People frequently ask me to give them examples of self-aware leadership. A good way to demonstrate the difference between leaders who possess self-awareness and those who don't is to describe how they behave during a training session. Imagine someone who behaves this way:
- Doesn't listen.
- Gets angry.
- Talks too long.
- Tells others what to do.
- Has an opinion on everything.
- Seeks attention.
When someone practices these behaviors in a training setting you can pretty much guarantee what they're like in the workplace. They likely are people who don't listen, interrupt others, get angry, confront people, talk too long, tell others what to do etc. Very often these individuals don't realize how they're behaving because they're so used to doing things a certain way.
This is why I emphasize self-awareness in my training programs. It's the ability to take a look at your own behaviors so that you can keep what works well and modify what doesn't. It's the capacity to examine who you are and behave in different ways. It means that you understand how your behaviors affect both you and other people. The goal of self-awareness is to become a more effective person and leader. Effective leaders practice the following behaviors the majority of the time:
- Don't Interrupt.
- Moderate emotions.
- Communicate instead of confront.
- Listen more than they talk.
- Encourage people to work independently.
- Value other people's opinions.
- Give people attention.
- Cooperate and collaborate with others.

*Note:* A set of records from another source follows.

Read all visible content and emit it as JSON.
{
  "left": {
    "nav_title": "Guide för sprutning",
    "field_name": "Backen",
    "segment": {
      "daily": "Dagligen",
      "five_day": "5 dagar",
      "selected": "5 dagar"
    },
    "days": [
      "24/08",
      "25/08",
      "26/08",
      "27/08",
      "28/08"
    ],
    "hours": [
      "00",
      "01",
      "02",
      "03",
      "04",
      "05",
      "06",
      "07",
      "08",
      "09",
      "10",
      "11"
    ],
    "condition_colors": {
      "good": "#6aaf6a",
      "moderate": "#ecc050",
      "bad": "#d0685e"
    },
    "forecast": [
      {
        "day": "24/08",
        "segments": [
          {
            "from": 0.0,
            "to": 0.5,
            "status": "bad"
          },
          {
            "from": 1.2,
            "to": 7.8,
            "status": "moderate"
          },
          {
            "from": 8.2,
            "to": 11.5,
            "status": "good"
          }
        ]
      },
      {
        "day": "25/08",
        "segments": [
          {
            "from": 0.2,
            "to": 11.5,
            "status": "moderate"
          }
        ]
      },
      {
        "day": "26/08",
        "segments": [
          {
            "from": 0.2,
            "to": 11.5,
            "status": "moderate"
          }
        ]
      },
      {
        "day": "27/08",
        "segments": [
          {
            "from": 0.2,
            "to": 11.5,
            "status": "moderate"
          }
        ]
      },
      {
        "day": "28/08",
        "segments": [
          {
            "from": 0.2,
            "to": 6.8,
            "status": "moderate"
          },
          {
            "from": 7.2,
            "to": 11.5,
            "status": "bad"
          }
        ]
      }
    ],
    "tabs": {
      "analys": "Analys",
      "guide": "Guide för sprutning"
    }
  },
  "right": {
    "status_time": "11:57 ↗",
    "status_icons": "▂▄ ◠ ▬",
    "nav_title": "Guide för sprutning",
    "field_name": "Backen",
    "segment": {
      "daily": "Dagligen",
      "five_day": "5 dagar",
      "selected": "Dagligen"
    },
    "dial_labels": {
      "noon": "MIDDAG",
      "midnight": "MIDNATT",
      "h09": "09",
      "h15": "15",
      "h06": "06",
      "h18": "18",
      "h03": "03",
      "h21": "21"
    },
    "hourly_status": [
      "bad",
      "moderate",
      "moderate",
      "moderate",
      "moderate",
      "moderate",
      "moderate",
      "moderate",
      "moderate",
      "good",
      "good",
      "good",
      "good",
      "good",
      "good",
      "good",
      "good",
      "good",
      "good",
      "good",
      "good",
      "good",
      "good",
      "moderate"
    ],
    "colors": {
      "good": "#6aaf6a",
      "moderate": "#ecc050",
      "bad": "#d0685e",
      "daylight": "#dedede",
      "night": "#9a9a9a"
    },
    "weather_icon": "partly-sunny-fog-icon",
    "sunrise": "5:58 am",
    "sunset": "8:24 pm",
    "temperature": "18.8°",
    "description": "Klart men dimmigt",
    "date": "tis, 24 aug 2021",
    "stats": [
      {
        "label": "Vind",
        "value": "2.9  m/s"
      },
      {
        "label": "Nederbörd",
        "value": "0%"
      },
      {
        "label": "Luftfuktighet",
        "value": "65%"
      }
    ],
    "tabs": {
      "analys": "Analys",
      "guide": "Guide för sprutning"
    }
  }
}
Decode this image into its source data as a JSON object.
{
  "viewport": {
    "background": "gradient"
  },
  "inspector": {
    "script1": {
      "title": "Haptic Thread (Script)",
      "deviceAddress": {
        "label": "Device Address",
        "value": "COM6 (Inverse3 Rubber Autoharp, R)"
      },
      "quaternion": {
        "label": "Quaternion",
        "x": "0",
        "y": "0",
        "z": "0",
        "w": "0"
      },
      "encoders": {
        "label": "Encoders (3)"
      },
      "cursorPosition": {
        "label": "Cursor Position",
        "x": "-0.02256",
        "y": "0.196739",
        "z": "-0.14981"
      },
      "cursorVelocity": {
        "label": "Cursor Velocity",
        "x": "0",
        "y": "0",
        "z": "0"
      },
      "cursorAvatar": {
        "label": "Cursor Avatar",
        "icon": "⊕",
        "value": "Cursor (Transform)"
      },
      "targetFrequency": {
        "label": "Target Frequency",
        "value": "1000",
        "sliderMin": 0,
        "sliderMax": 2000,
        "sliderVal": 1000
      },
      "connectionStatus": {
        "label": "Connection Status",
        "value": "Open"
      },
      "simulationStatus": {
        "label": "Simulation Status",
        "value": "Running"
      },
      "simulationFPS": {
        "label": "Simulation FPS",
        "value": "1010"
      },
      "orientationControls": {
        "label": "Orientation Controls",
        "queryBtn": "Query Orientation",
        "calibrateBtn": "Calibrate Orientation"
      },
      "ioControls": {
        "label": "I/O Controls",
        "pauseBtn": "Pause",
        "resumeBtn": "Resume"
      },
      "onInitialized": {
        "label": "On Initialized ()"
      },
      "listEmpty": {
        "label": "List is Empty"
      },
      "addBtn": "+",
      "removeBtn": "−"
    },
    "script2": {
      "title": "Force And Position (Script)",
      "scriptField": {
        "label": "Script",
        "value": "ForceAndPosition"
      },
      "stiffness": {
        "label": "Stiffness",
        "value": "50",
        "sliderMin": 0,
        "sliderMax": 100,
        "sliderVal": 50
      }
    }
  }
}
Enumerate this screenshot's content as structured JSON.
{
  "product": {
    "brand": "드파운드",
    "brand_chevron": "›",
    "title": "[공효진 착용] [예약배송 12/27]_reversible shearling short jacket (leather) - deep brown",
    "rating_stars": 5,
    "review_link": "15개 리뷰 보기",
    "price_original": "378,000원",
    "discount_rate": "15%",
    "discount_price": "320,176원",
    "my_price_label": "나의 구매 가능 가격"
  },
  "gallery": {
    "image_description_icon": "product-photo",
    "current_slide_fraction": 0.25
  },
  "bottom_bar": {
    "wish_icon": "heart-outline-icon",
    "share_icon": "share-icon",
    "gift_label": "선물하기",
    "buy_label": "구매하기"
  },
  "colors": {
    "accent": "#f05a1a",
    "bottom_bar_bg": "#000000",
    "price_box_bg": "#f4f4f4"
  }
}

Leadership is often about consciously setting an example of positive behaviors in the workplace. A leader who behaves based on the first list will get predictable results in the form of a dysfunctional workplace while one who practices the behaviors on the second list will move in a more productive direction. There's no mystery to this process, positive behaviors lead to positive results. What do your behaviors say about you?